The memoir titled 'Jamal Khashoggi: His Life, Struggles and Secrets,' which is being published in a Turkish edition with English and Arabic versions to follow, is reportedly inspired by material from Cengiz's personal diary.

Cengiz said that "no work, nothing will bring Jamal back" but added that "punishment to the ones who are responsible for Jamal's murder" would "calm the pain of the ones who care about him."

Sinan Onus, one of the book's co-writers, described the book "as one more brick in to the wall of the human rights struggle."

Khashoggi went to the Saudi consulate in Istanbul on October 2, 2018, to prepare documents for his upcoming marriage, but he was never seen alive again and his remains have yet to be found.

Turkish officials claimed he was murdered inside the building while Saudi officials previously maintained that Khashoggi had left the consulate.
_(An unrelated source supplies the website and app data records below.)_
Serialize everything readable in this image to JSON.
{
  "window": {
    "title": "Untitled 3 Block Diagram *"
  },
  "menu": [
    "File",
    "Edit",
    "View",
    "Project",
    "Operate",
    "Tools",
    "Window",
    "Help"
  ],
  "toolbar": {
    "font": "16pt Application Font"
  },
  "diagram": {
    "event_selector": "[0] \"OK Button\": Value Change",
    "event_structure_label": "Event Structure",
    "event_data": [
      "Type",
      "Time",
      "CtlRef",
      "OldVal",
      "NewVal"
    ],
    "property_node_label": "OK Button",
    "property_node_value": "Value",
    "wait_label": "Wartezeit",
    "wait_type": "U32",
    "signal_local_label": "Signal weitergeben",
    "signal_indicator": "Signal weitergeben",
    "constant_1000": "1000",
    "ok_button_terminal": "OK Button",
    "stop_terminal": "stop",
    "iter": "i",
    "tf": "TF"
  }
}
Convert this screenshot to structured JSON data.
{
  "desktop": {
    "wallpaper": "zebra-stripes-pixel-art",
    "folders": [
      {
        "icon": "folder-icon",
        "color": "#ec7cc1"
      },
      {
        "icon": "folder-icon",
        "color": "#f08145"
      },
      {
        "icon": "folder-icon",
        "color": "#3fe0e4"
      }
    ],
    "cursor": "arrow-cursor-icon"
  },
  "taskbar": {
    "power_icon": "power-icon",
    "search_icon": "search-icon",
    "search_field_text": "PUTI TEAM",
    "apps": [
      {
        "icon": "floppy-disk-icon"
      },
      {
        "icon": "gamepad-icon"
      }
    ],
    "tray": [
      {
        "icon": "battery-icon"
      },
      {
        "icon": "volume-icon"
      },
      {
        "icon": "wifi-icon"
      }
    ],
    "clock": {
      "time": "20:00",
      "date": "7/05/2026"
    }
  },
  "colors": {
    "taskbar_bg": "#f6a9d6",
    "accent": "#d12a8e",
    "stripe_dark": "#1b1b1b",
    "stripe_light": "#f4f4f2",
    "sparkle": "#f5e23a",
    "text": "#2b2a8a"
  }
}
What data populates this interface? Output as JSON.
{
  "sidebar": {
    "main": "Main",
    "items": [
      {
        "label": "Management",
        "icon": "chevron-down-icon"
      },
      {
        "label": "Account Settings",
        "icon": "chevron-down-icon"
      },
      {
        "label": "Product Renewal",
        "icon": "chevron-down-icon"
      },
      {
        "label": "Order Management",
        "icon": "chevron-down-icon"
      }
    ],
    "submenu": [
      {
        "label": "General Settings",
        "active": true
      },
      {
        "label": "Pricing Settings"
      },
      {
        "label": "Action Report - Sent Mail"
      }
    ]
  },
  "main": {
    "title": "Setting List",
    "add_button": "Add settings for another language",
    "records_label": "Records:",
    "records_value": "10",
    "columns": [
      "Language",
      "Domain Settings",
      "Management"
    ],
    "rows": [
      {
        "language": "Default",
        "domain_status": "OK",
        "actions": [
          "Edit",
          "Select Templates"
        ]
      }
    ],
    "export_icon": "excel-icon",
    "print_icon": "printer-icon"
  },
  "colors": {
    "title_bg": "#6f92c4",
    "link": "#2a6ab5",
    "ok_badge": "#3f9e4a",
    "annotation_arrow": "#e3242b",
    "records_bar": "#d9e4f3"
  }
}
They later reversed their position after an internal investigation, and now claim Khashoggi was murdered in the course of a rogue operation, without the consent or knowledge of Saudi Crown Prince Mohammed bin Salman.

Eleven people have subsequently been put on trial for the journalist's murder by the Saudi government in Riyadh, while the UN continues to call for a full independent investigation into the case.